Another man might have assumed, correctly, that launching a campaign of insult and insinuation against two billionaires would result in renewed attention to his own finances. Not Harry Reid. The Senate Democratic leader since 2005, and the Senate majority leader since 2007, is not one to reflect before speaking. His mouth runs far ahead of his brain.
In recent years Reid has declared an American war “lost” while our troops still fought overseas; praised President Obama for his “light” skin and “no Negro dialect, unless he wanted to have one”; asserted falsely and without evidence that Mitt Romney had not paid any taxes for a decade; and said “Why would we want to do that?” when asked if he would fund cancer research during the government shutdown.
Now, with his majority in danger, his president unpopular, his floor agendaobstructed by members of his own caucus, Reid thrashes about uncontrollably. He calls Obamacare horror stories “untrue.” He says Obamacare numbers are not as high as projected because Americans “are not educated on how to use the Internet.” His Senate Majority PAC launches a $3 million ad campaign tying Republican candidates to two men most Americans have never heard of, two men who, funnily enough, are more popular than Reid.

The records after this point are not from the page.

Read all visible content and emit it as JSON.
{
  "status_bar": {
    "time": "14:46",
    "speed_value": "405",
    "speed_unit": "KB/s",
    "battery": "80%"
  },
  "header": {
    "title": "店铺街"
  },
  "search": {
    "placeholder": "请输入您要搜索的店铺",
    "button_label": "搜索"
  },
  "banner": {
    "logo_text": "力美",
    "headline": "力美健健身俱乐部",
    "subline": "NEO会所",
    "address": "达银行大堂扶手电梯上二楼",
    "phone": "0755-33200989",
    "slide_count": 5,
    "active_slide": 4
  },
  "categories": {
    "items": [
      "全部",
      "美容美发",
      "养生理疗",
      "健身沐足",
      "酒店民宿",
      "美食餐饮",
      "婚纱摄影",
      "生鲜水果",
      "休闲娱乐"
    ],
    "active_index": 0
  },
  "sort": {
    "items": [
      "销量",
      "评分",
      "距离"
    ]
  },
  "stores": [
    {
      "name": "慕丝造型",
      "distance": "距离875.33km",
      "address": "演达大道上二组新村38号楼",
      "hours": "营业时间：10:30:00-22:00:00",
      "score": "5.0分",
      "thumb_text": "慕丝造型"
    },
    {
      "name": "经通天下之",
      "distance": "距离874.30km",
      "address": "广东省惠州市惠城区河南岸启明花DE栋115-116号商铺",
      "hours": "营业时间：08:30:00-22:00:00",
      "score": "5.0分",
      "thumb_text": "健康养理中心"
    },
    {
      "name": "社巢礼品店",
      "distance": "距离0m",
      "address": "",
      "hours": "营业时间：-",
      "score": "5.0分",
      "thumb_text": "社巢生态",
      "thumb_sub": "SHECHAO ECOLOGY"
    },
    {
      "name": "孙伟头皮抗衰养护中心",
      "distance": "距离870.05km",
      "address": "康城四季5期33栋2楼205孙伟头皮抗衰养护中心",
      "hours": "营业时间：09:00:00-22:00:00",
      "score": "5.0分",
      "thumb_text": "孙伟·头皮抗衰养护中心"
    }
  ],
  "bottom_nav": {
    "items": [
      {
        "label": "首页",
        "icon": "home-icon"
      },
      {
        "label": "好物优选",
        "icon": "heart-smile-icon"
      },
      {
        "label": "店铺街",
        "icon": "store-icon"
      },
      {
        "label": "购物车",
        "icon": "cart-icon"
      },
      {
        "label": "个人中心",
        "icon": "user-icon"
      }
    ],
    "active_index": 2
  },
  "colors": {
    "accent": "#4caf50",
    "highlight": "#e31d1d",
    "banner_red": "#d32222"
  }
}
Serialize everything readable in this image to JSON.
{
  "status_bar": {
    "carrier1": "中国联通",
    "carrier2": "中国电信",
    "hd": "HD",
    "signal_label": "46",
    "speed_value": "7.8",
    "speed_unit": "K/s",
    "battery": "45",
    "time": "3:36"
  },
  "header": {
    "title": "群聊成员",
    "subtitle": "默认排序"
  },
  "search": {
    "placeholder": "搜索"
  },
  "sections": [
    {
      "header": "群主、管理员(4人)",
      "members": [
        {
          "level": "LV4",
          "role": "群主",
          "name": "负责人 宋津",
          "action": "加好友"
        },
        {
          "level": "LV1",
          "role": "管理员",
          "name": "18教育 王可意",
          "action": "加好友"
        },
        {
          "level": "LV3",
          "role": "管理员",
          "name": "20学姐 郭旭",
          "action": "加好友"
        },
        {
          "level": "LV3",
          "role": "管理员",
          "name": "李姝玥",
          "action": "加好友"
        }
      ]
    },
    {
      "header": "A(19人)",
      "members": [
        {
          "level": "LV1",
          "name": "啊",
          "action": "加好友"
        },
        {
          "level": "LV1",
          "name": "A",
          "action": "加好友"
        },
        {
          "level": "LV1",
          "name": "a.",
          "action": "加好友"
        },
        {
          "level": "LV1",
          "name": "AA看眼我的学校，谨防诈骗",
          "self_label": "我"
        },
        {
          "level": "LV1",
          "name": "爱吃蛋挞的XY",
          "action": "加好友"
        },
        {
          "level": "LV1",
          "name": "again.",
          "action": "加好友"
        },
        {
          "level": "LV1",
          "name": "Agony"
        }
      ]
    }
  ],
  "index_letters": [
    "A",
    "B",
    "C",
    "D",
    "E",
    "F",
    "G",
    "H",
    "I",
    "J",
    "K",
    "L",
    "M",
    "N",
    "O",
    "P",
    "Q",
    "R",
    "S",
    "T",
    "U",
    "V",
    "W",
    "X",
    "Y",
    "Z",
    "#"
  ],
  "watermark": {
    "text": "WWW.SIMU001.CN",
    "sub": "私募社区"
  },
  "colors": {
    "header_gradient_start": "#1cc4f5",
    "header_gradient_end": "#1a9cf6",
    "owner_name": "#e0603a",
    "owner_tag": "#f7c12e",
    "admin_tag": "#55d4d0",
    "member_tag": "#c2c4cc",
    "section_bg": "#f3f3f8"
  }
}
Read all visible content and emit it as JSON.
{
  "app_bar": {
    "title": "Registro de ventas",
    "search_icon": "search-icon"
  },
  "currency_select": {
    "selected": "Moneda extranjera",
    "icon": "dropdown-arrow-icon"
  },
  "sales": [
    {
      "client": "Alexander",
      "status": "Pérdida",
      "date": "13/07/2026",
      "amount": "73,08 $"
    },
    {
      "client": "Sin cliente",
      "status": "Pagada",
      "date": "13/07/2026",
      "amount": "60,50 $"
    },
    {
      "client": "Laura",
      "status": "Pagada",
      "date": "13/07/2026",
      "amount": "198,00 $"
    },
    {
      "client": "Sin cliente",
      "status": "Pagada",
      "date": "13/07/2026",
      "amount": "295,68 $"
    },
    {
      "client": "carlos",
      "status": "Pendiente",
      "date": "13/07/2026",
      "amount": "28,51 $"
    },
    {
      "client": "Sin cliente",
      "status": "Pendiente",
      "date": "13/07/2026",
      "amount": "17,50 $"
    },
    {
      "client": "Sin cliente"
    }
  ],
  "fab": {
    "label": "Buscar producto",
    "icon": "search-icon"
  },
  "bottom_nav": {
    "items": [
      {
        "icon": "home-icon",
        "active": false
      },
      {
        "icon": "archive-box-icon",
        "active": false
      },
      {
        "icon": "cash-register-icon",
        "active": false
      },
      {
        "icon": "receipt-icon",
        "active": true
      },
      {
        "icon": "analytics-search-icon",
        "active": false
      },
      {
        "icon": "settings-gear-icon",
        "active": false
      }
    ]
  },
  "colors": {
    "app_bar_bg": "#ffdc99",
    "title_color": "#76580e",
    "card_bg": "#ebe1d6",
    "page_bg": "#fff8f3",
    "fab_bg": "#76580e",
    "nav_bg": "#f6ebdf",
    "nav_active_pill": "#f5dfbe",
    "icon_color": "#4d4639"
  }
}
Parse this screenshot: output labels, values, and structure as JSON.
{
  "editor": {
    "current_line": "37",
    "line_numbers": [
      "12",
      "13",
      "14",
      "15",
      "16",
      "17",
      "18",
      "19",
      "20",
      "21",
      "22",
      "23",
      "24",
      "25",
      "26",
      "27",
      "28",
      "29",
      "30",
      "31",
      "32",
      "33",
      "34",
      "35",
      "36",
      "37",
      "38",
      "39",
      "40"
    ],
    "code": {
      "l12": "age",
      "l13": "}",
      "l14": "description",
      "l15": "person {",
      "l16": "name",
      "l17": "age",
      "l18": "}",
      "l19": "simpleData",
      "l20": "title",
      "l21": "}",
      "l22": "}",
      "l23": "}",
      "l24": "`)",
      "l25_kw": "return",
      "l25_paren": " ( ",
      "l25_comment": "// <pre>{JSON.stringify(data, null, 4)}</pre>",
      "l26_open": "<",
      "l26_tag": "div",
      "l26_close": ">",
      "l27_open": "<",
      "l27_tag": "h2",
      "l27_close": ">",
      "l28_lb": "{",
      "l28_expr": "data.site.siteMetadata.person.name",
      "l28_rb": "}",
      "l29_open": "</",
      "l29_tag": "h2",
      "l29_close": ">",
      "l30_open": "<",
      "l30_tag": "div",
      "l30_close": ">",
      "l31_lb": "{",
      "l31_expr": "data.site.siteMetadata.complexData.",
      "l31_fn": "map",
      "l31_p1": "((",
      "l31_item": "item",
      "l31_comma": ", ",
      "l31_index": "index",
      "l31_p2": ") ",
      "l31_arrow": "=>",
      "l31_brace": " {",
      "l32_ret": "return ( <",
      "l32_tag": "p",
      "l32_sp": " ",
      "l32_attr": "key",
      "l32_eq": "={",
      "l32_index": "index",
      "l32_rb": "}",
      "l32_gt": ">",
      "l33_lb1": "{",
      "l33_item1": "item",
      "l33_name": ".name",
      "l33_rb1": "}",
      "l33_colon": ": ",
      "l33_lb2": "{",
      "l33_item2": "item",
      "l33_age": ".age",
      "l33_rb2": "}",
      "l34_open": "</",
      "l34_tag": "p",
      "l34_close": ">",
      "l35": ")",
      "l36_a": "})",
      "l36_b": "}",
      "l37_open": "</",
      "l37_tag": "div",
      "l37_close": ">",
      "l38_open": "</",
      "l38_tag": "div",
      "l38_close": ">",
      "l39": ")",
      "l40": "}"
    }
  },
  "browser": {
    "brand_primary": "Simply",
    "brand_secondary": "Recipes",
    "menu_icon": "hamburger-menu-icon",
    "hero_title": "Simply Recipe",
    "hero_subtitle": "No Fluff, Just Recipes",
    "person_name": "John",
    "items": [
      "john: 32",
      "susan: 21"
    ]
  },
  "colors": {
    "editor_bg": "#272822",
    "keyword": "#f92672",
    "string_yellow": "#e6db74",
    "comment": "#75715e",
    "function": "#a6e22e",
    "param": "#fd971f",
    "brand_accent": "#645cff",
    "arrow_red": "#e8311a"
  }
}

From the floor of the Senate Reid says these two men, Charles and David Koch, are “un-American,” are trying “to buy America.” Without the terrible specter of the Koch brothers Harry Reid would be disarmed. He has no issue for his Democratic Senators to run on; the minimum wage and climate change are not enough. Nor has he another means of inspiring donors to open their checkbooks. He only has fear, fear of the Kochs, fear of extractive industry, fear of the portion of the elite that favors economic freedom. The Koch brothers, Reid says, “rig the system to benefit themselves.” He should know.